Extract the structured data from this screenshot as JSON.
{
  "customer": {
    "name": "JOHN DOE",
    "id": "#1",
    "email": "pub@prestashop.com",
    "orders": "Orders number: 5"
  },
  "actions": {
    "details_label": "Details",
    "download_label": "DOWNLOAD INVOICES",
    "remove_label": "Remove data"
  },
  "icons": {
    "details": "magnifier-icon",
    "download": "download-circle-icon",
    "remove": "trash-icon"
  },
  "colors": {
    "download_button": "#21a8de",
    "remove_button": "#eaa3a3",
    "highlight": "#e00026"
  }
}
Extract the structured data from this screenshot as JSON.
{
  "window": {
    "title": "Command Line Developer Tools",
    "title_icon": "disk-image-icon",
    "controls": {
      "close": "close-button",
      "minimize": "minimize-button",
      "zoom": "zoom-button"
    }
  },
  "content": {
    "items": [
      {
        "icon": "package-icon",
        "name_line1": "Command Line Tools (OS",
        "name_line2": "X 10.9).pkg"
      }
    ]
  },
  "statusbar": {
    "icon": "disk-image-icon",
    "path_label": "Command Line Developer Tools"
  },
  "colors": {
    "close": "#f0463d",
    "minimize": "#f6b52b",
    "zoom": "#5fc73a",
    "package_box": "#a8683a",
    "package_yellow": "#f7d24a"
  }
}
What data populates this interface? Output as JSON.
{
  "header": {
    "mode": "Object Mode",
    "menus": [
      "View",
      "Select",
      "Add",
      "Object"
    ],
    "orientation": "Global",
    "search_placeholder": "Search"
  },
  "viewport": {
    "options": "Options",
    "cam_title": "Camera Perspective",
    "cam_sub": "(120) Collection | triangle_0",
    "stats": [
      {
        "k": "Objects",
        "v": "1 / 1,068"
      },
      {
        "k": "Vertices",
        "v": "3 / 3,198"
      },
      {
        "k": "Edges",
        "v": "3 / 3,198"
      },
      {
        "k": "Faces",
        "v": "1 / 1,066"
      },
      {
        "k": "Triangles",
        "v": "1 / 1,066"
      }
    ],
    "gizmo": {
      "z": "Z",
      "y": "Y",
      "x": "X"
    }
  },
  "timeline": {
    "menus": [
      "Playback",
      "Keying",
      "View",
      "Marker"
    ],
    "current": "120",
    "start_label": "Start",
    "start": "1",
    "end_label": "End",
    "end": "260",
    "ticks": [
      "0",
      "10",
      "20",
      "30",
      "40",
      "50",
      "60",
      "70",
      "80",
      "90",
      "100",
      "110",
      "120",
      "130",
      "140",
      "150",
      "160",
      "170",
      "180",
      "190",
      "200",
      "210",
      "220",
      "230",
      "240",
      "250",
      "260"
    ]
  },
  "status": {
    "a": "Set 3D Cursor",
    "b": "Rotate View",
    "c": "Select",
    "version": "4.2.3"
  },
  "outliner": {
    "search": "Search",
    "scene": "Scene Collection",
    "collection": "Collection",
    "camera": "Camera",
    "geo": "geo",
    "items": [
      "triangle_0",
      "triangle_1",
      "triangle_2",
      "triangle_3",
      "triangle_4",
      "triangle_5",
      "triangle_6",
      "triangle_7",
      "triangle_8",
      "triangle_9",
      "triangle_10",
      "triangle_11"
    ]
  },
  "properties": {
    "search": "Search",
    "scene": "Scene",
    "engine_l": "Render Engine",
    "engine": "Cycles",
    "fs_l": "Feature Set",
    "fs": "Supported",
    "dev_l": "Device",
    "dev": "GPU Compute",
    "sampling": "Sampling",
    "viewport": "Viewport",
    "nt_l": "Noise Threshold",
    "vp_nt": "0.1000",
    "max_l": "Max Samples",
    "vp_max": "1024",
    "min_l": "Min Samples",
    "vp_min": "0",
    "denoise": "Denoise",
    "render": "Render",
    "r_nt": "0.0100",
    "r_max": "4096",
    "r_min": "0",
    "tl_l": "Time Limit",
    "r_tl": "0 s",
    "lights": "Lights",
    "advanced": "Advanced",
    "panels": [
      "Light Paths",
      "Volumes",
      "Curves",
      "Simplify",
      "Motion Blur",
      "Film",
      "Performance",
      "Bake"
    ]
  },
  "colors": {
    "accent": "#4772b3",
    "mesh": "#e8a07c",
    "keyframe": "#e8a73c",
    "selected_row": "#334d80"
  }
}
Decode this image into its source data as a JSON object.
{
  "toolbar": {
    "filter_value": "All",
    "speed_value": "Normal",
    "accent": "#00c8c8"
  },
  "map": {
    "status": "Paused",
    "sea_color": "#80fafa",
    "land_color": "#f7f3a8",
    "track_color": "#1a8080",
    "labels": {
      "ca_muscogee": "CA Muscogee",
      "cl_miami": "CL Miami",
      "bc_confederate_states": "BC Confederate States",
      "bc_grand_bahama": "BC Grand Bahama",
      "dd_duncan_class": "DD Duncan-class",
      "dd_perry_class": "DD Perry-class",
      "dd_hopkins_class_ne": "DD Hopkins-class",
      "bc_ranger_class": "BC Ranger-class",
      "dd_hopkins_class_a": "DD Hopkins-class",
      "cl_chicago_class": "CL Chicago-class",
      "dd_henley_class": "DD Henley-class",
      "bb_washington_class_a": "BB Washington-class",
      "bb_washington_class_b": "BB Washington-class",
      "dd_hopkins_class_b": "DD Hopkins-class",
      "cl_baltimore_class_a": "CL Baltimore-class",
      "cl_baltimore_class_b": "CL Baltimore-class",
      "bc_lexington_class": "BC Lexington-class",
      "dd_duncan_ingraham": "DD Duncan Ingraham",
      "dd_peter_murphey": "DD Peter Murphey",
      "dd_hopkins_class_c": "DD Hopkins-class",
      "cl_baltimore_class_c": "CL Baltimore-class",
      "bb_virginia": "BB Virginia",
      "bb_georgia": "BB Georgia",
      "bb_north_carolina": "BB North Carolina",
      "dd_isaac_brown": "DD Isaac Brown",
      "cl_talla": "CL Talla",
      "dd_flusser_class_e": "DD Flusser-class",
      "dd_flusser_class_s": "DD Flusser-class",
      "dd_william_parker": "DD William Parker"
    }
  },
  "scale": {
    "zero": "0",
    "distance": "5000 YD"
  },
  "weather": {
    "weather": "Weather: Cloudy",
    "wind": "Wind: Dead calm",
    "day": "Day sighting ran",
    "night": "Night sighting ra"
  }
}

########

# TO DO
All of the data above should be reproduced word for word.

# PROBLEM SOLUTION
Extract the structured data from this screenshot as JSON.
{
  "customer": {
    "name": "JOHN DOE",
    "id": "#1",
    "email": "pub@prestashop.com",
    "orders": "Orders number: 5"
  },
  "actions": {
    "details_label": "Details",
    "download_label": "DOWNLOAD INVOICES",
    "remove_label": "Remove data"
  },
  "icons": {
    "details": "magnifier-icon",
    "download": "download-circle-icon",
    "remove": "trash-icon"
  },
  "colors": {
    "download_button": "#21a8de",
    "remove_button": "#eaa3a3",
    "highlight": "#e00026"
  }
}
Extract the structured data from this screenshot as JSON.
{
  "window": {
    "title": "Command Line Developer Tools",
    "title_icon": "disk-image-icon",
    "controls": {
      "close": "close-button",
      "minimize": "minimize-button",
      "zoom": "zoom-button"
    }
  },
  "content": {
    "items": [
      {
        "icon": "package-icon",
        "name_line1": "Command Line Tools (OS",
        "name_line2": "X 10.9).pkg"
      }
    ]
  },
  "statusbar": {
    "icon": "disk-image-icon",
    "path_label": "Command Line Developer Tools"
  },
  "colors": {
    "close": "#f0463d",
    "minimize": "#f6b52b",
    "zoom": "#5fc73a",
    "package_box": "#a8683a",
    "package_yellow": "#f7d24a"
  }
}
What data populates this interface? Output as JSON.
{
  "header": {
    "mode": "Object Mode",
    "menus": [
      "View",
      "Select",
      "Add",
      "Object"
    ],
    "orientation": "Global",
    "search_placeholder": "Search"
  },
  "viewport": {
    "options": "Options",
    "cam_title": "Camera Perspective",
    "cam_sub": "(120) Collection | triangle_0",
    "stats": [
      {
        "k": "Objects",
        "v": "1 / 1,068"
      },
      {
        "k": "Vertices",
        "v": "3 / 3,198"
      },
      {
        "k": "Edges",
        "v": "3 / 3,198"
      },
      {
        "k": "Faces",
        "v": "1 / 1,066"
      },
      {
        "k": "Triangles",
        "v": "1 / 1,066"
      }
    ],
    "gizmo": {
      "z": "Z",
      "y": "Y",
      "x": "X"
    }
  },
  "timeline": {
    "menus": [
      "Playback",
      "Keying",
      "View",
      "Marker"
    ],
    "current": "120",
    "start_label": "Start",
    "start": "1",
    "end_label": "End",
    "end": "260",
    "ticks": [
      "0",
      "10",
      "20",
      "30",
      "40",
      "50",
      "60",
      "70",
      "80",
      "90",
      "100",
      "110",
      "120",
      "130",
      "140",
      "150",
      "160",
      "170",
      "180",
      "190",
      "200",
      "210",
      "220",
      "230",
      "240",
      "250",
      "260"
    ]
  },
  "status": {
    "a": "Set 3D Cursor",
    "b": "Rotate View",
    "c": "Select",
    "version": "4.2.3"
  },
  "outliner": {
    "search": "Search",
    "scene": "Scene Collection",
    "collection": "Collection",
    "camera": "Camera",
    "geo": "geo",
    "items": [
      "triangle_0",
      "triangle_1",
      "triangle_2",
      "triangle_3",
      "triangle_4",
      "triangle_5",
      "triangle_6",
      "triangle_7",
      "triangle_8",
      "triangle_9",
      "triangle_10",
      "triangle_11"
    ]
  },
  "properties": {
    "search": "Search",
    "scene": "Scene",
    "engine_l": "Render Engine",
    "engine": "Cycles",
    "fs_l": "Feature Set",
    "fs": "Supported",
    "dev_l": "Device",
    "dev": "GPU Compute",
    "sampling": "Sampling",
    "viewport": "Viewport",
    "nt_l": "Noise Threshold",
    "vp_nt": "0.1000",
    "max_l": "Max Samples",
    "vp_max": "1024",
    "min_l": "Min Samples",
    "vp_min": "0",
    "denoise": "Denoise",
    "render": "Render",
    "r_nt": "0.0100",
    "r_max": "4096",
    "r_min": "0",
    "tl_l": "Time Limit",
    "r_tl": "0 s",
    "lights": "Lights",
    "advanced": "Advanced",
    "panels": [
      "Light Paths",
      "Volumes",
      "Curves",
      "Simplify",
      "Motion Blur",
      "Film",
      "Performance",
      "Bake"
    ]
  },
  "colors": {
    "accent": "#4772b3",
    "mesh": "#e8a07c",
    "keyframe": "#e8a73c",
    "selected_row": "#334d80"
  }
}
Decode this image into its source data as a JSON object.
{
  "toolbar": {
    "filter_value": "All",
    "speed_value": "Normal",
    "accent": "#00c8c8"
  },
  "map": {
    "status": "Paused",
    "sea_color": "#80fafa",
    "land_color": "#f7f3a8",
    "track_color": "#1a8080",
    "labels": {
      "ca_muscogee": "CA Muscogee",
      "cl_miami": "CL Miami",
      "bc_confederate_states": "BC Confederate States",
      "bc_grand_bahama": "BC Grand Bahama",
      "dd_duncan_class": "DD Duncan-class",
      "dd_perry_class": "DD Perry-class",
      "dd_hopkins_class_ne": "DD Hopkins-class",
      "bc_ranger_class": "BC Ranger-class",
      "dd_hopkins_class_a": "DD Hopkins-class",
      "cl_chicago_class": "CL Chicago-class",
      "dd_henley_class": "DD Henley-class",
      "bb_washington_class_a": "BB Washington-class",
      "bb_washington_class_b": "BB Washington-class",
      "dd_hopkins_class_b": "DD Hopkins-class",
      "cl_baltimore_class_a": "CL Baltimore-class",
      "cl_baltimore_class_b": "CL Baltimore-class",
      "bc_lexington_class": "BC Lexington-class",
      "dd_duncan_ingraham": "DD Duncan Ingraham",
      "dd_peter_murphey": "DD Peter Murphey",
      "dd_hopkins_class_c": "DD Hopkins-class",
      "cl_baltimore_class_c": "CL Baltimore-class",
      "bb_virginia": "BB Virginia",
      "bb_georgia": "BB Georgia",
      "bb_north_carolina": "BB North Carolina",
      "dd_isaac_brown": "DD Isaac Brown",
      "cl_talla": "CL Talla",
      "dd_flusser_class_e": "DD Flusser-class",
      "dd_flusser_class_s": "DD Flusser-class",
      "dd_william_parker": "DD William Parker"
    }
  },
  "scale": {
    "zero": "0",
    "distance": "5000 YD"
  },
  "weather": {
    "weather": "Weather: Cloudy",
    "wind": "Wind: Dead calm",
    "day": "Day sighting ran",
    "night": "Night sighting ra"
  }
}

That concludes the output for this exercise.